Maybe this congregation had bought into the myth that ptochoi were doing something wrong, living in sin or else God would have blessed them with good-paying jobs and nice homes. Maybe they actually believed that rich people were more blessed by God than the poor. They could have thought that the ptochoi were simply lazy--if they just get up off their duffs and work they, too, could be successful. But the fact is, sin in the form of discrimination had entered the church and it still sits in the pews today. The question is not does it, but why does discrimination happen?

Sociologists tell us that people tend to favor those who are most like themselves. Could be in age or in paycheck status, or in experience or interests. Something that pulls us into groups is based upon a resonating factor--the things that resonate with our experiences, our age and interest, and our life. It's easy to cluster with those whom we've known for a long time and share similar experiences with. Students naturally cluster because they share survival experiences in the classroom. "You get past hermeneutics?" "No, don't need it, I've already had math."

Folks who have been in the neighborhood from the beginning often suspect any newcomers. The problem is exacerbated when the differences are obvious. The greatest danger we face is to remain in our own clusters; to stay in our own groups; constantly seeking out those who resonate with our personal feelings, experiences, or interests. But to be afraid to risk breaking out of the womb, out of our clusters is be dangerously close to what James warns us about this morning. For James’ church, discrimination took the form of wealth and status, for us, it may take the form of new residents and established residents, out-of-towners and local community, college aged and families or retired aged.

People who aren't our age--people who are younger than we or much older than we need to get together. People who don't share the same type of experiences that we have would discover some new friends if they would risk a little more. Like a college student who goes to class during the week. Like an older person who lives on a fixed income. Both are on fixed incomes! Maybe they could help each other. Maybe people just arriving in our churches, our neighborhoods-who have just been through life. Let's get together. Discrimination happens when we neglect people; when we are afraid to welcome everyone who enters with open arms; when we fail to value each person as someone who is made in the image of God.

The real problem is a loose connection. The connection between our faith and love has come unplugged. James says that true faith does not show preferential treatment. He says it is impossible to hold true faith in one hand and discrimination in the other. To recite the Apostle's Creed while favoring those we like over those we don't care as much for. For me, that means that children, moms, dads, chandelier-swinging, youth, hard-core students, retired persons, and newcomers will need to be treated equally. That's a tall order because I like to cluster too. But can you help me to live out the gospel? Let's connect our faith that we affirm and recite on Sunday mornings with our actions after the service and during the week. If you cluster up here you're going to miss getting to know some terrific friends of mine; and if you leave immediately after the final amen, you'll miss a vital opportunity for your faith to work through love. This connection must start here before it will ever begin out there.

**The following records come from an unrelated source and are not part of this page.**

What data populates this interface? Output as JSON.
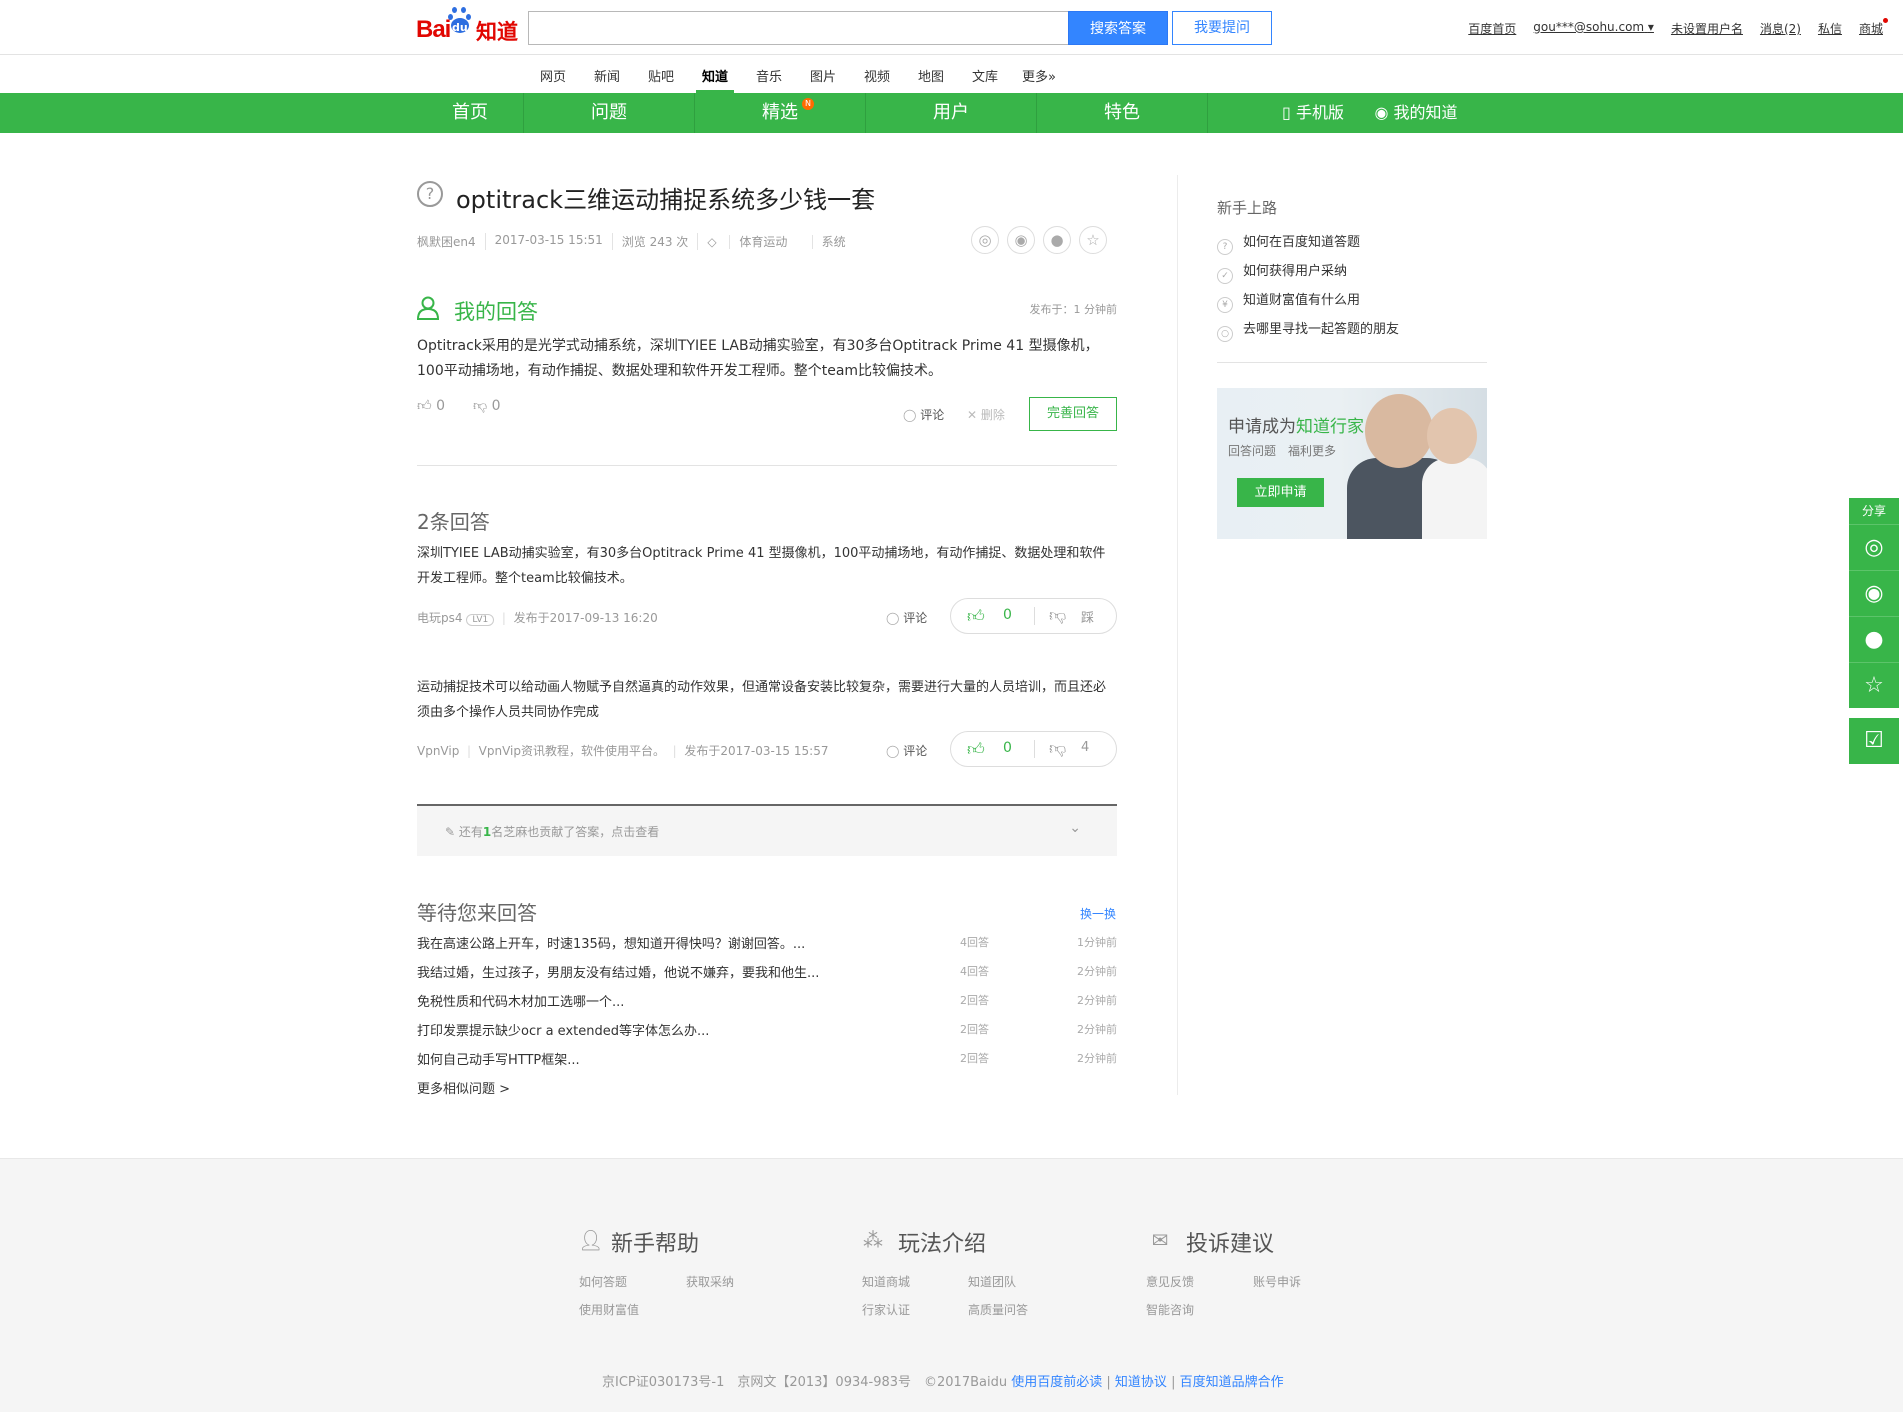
{
  "header": {
    "logo_bai": "Bai",
    "logo_du": "du",
    "logo_zhidao": "知道",
    "search_button": "搜索答案",
    "ask_button": "我要提问",
    "links": [
      "百度首页",
      "gou***@sohu.com",
      "未设置用户名",
      "消息(2)",
      "私信",
      "商城"
    ]
  },
  "channels": [
    "网页",
    "新闻",
    "贴吧",
    "知道",
    "音乐",
    "图片",
    "视频",
    "地图",
    "文库",
    "更多»"
  ],
  "nav": {
    "items": [
      "首页",
      "问题",
      "精选",
      "用户",
      "特色"
    ],
    "badge": "N",
    "mobile": "手机版",
    "mine": "我的知道"
  },
  "question": {
    "title": "optitrack三维运动捕捉系统多少钱一套",
    "author": "枫默困en4",
    "time": "2017-03-15 15:51",
    "views": "浏览 243 次",
    "tag1": "体育运动",
    "tag2": "系统"
  },
  "my_answer": {
    "title": "我的回答",
    "posted": "发布于：1 分钟前",
    "content": "Optitrack采用的是光学式动捕系统，深圳TYIEE LAB动捕实验室，有30多台Optitrack Prime 41 型摄像机，100平动捕场地，有动作捕捉、数据处理和软件开发工程师。整个team比较偏技术。",
    "up": "0",
    "down": "0",
    "comment": "评论",
    "delete": "删除",
    "perfect": "完善回答"
  },
  "answers": {
    "title": "2条回答",
    "list": [
      {
        "content": "深圳TYIEE LAB动捕实验室，有30多台Optitrack Prime 41 型摄像机，100平动捕场地，有动作捕捉、数据处理和软件开发工程师。整个team比较偏技术。",
        "user": "电玩ps4",
        "level": "LV1",
        "meta": "发布于2017-09-13 16:20",
        "comment": "评论",
        "up": "0",
        "down": "踩"
      },
      {
        "content": "运动捕捉技术可以给动画人物赋予自然逼真的动作效果，但通常设备安装比较复杂，需要进行大量的人员培训，而且还必须由多个操作人员共同协作完成",
        "user": "VpnVip",
        "level": "VpnVip资讯教程，软件使用平台。",
        "meta": "发布于2017-03-15 15:57",
        "comment": "评论",
        "up": "0",
        "down": "4"
      }
    ],
    "more_prefix": "还有",
    "more_count": "1",
    "more_suffix": "名芝麻也贡献了答案，点击查看"
  },
  "waiting": {
    "title": "等待您来回答",
    "refresh": "换一换",
    "items": [
      {
        "q": "我在高速公路上开车，时速135码，想知道开得快吗？谢谢回答。...",
        "c": "4回答",
        "t": "1分钟前"
      },
      {
        "q": "我结过婚，生过孩子，男朋友没有结过婚，他说不嫌弃，要我和他生...",
        "c": "4回答",
        "t": "2分钟前"
      },
      {
        "q": "免税性质和代码木材加工选哪一个...",
        "c": "2回答",
        "t": "2分钟前"
      },
      {
        "q": "打印发票提示缺少ocr a extended等字体怎么办...",
        "c": "2回答",
        "t": "2分钟前"
      },
      {
        "q": "如何自己动手写HTTP框架...",
        "c": "2回答",
        "t": "2分钟前"
      }
    ],
    "more": "更多相似问题 >"
  },
  "sidebar": {
    "title": "新手上路",
    "items": [
      "如何在百度知道答题",
      "如何获得用户采纳",
      "知道财富值有什么用",
      "去哪里寻找一起答题的朋友"
    ],
    "ad_prefix": "申请成为",
    "ad_highlight": "知道行家",
    "ad_sub": "回答问题　福利更多",
    "ad_button": "立即申请"
  },
  "float": {
    "share": "分享"
  },
  "footer": {
    "cols": [
      {
        "title": "新手帮助",
        "links": [
          "如何答题",
          "获取采纳",
          "使用财富值"
        ]
      },
      {
        "title": "玩法介绍",
        "links": [
          "知道商城",
          "知道团队",
          "行家认证",
          "高质量问答"
        ]
      },
      {
        "title": "投诉建议",
        "links": [
          "意见反馈",
          "账号申诉",
          "智能咨询"
        ]
      }
    ],
    "icp": "京ICP证030173号-1　京网文【2013】0934-983号　©2017Baidu",
    "links": [
      "使用百度前必读",
      "知道协议",
      "百度知道品牌合作"
    ]
  },
  "colors": {
    "green": "#38b549",
    "blue": "#3385ff",
    "red": "#e10601"
  }
}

So will you help me? And you never know what love and faith will lead you to do.

It all began when one boy started chemotherapy for cancer. His hair fell out due to a reaction to the therapy. So he's sitting in school, humiliated and embarrassed at his appearance. He's already felt like a freak at school. So he just sits there silent-like. Then the unexpected happened. One kid sitting next to him gets past the differences of appearances and thinks to himself, "I don't want my friend to be made fun of." So he talks to other classmates and the agree on a plan. The next day in walks kid after kid with completely shaved heads. Then one day the teacher walks into class with his head shaved too. Keep faith always-never leave home without it, but to your faith add loving action for such will bring the kingdom of God very near. Amen.